The chest Exercise muscles play an important role in your body’s movement, posture and overall strength, especially as you age, so it’s important to maintain strong pectoral muscles throughout your life. However, with so many exercises and training options out there, knowing which ones are the most effective can be confusing and frustrating. This guide includes five of the craziest but most effective chest exercise, providing you with what you need to push yourself hard in the gym without wasting time or effort on less effective techniques that may leave you disappointed and injured.
One of my favorite chest-building exercises, dips have been around for decades. Just do as your gym teacher taught you in junior high—place your hands on a bench, keep your body straight and lower yourself until your upper arms are parallel to the floor. Push yourself back up. This version hits all three heads of your chest muscles (upper, middle and lower). If you don’t have a bench handy, it’s easy to make one at home using two sturdy chairs with enough room between them for you to rest your legs. A low step also works just fine for dips; start with only a few inches of clearance under each leg and work up from there as you get stronger.
an exercise developed by Danish bodybuilder Svend Karlsen. He began using it after he suffered a broken elbow and was unable to perform his routine at home. The exercise is quite simple: Lie on your back and bend your knees so that they touch your elbows without moving anything else (ie. Do not raise them). This should place tension on your pectorals while keeping your upper body still, and when done properly, fatigue in one minute. It’s important not to move from where you’re positioned until time is up because Svend Press are meant to be as difficult as possible for maximum results. Just don’t forget about what we learned in chemistry class—for every action there’s an equal and opposite reaction!
Lie on a bench with your feet firmly planted. Grab a pair of handles and extend them straight over your chest, keeping them parallel to each other (they should look like airplane wings). Contract your pecs as you pull both ends of cable inward towards each other, creating a slight V-shape with your arms. Hold for 1 second and repeat for 10 repetitions per set. This is an isolation exercise that targets only your chest muscles; thus it’s great for fine-tuning muscle definition but isn’t ideal for building overall size.
A decline bench press targets your upper pectorals, or upper chest exercise. Doing decline presses engages your entire pectoralis muscle group, which is composed of three main parts: upper, middle and lower. The pec major—one of two muscles that make up your upper chest—runs straight down from your collarbone to about where your abs begin; it makes up most of what you see in a mirror when you flex. The subclavius muscle is located underneath the clavicle and goes all around under your armpit; its primary function is to stabilize and protect your shoulder joint. When doing decline presses, be sure to lock out at the top so that you’re contracting those lower pecs.

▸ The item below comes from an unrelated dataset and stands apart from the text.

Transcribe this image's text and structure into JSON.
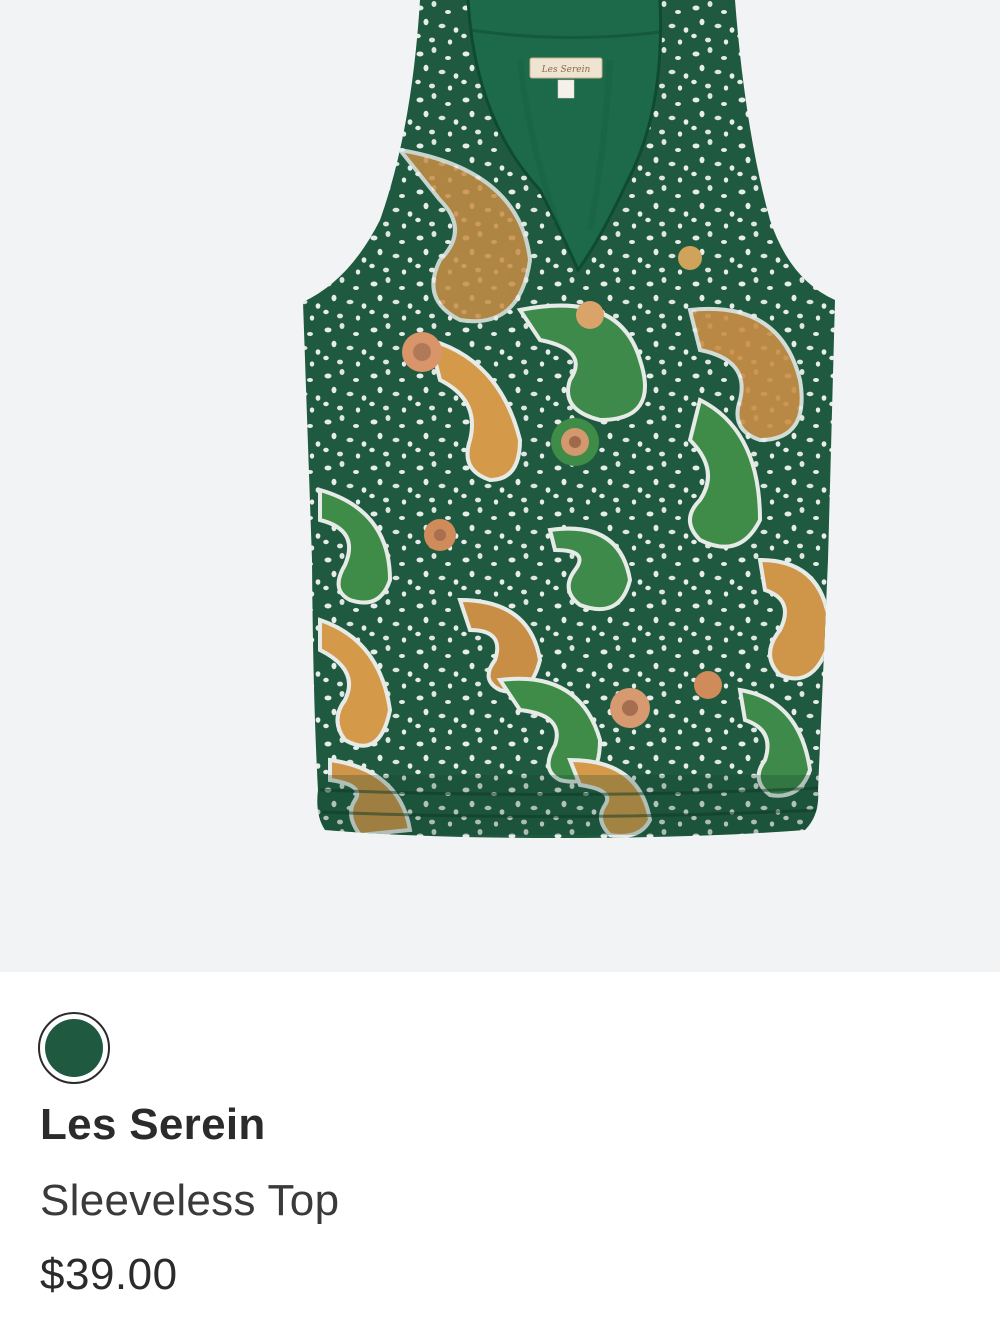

Pushdowns are great for training your triceps, but they’re also fantastic for targeting your chest. It’s more than just a mind trick—this exercise will actually build mass in that muscle. Hammer strength machines are excellent for isolating and creating a strong contraction in your chest. Adjustable to target different positions of your arm (if you choose). Stand behind it with your feet shoulder-width apart and knees slightly bent, grab handles at its lowest setting, and squeeze hard as you push down on it. Make sure not to lock out elbows when pushing weight up. Stop when arms are parallel to floor (or lower depending on how intense of a workout you want). Let triceps recover fully before doing another set.